Comparing homemade vanilla extract to the generic imitation vanilla commonly available at big-box stores is like night and day (Thomson, 2017). Mmm…vanilla. Its sweet, floral flavor and aroma are well-known and adored all over the world. It is understandable why it has been praised and utilized for hundreds of years since the Totonac Tribes in eastern Mexico originally planted it. Since then, vanilla has been utilized to impart its delicious flavor to cakes, confections, syrups, puddings, ice cream, and even fragrances. Vanilla initially gained popularity as a flavoring for cacao drinks, but it soon became clear that it was a flavor powerhouse unto itself.

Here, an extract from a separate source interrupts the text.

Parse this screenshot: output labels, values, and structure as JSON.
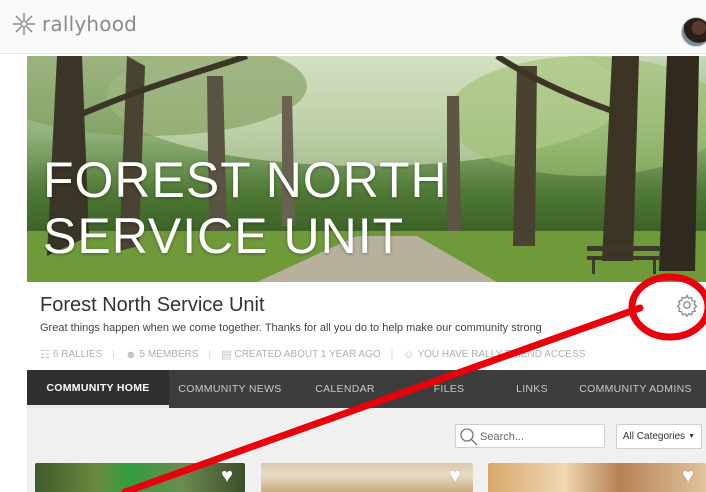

The fruit of the evergreen vining orchid Vanilla planifolia, which is native to Mexico and is grown in tropical parts of nations like Madagascar, Indonesia, Mexico, Papua New Guinea, Tahiti, India, and Uganda, is the vanilla bean. Aerial roots that cling to trees, meaty, thick leaves, and magnificent trumpet-shaped blooms that only last one day are all characteristics of vanilla (Menon & Nayeem, 2013).
When vanilla started to be grown in various parts of the world without its natural pollinator, hand pollination became necessary to create the bean. In its native Mexico, vanilla was pollinated by an indigenous bee. This explains why vanilla beans are so expensive, as does the drawn-out curing procedure required to produce the oily, flexible, dark brown to black bean (Fortini, 2005). Worth it though.
Homemade Vanilla Extract
Homemade vanilla extract adds its perfumed, complex flavor to hot and cold drinks, baked goods, confections, smoothies, yogurt, and more. It is also a lovely (and easy) gift to make for the chefs or foodies in your life. They will appreciate its high quality and excellent flavor. Yield: 8 ounces. Ingredients 5 vanilla (Vanilla planifolia) beans 1 cup vodka, brandy, bourbon, or rum (80 proof, or 40% alcohol) 8-ounce glass bottle or jar Directions
Split vanilla beans lengthwise using a knife. Chop crosswise into smaller pieces if needed to fit them into the bottle.
Place prepared beans into the bottle.
Pour the alcohol into the bottle and cap.
Let steep in a cool, dark place for 4-6 weeks, shaking every few days.
If giving as a gift, strain extract and pour into a clean bottle or jar with a fresh vanilla bean. If using at home, you can leave the vanilla beans in the bottle and add more alcohol when the extract gets low, letting steep again to make more extract. In this case, have two bottles of vanilla steeping so that when one gets low, you can alternate use to the other.
Vanilla is widely used in cuisine, fragrances, and herbal bath products. To get you started, check out these recipes that involve vanilla.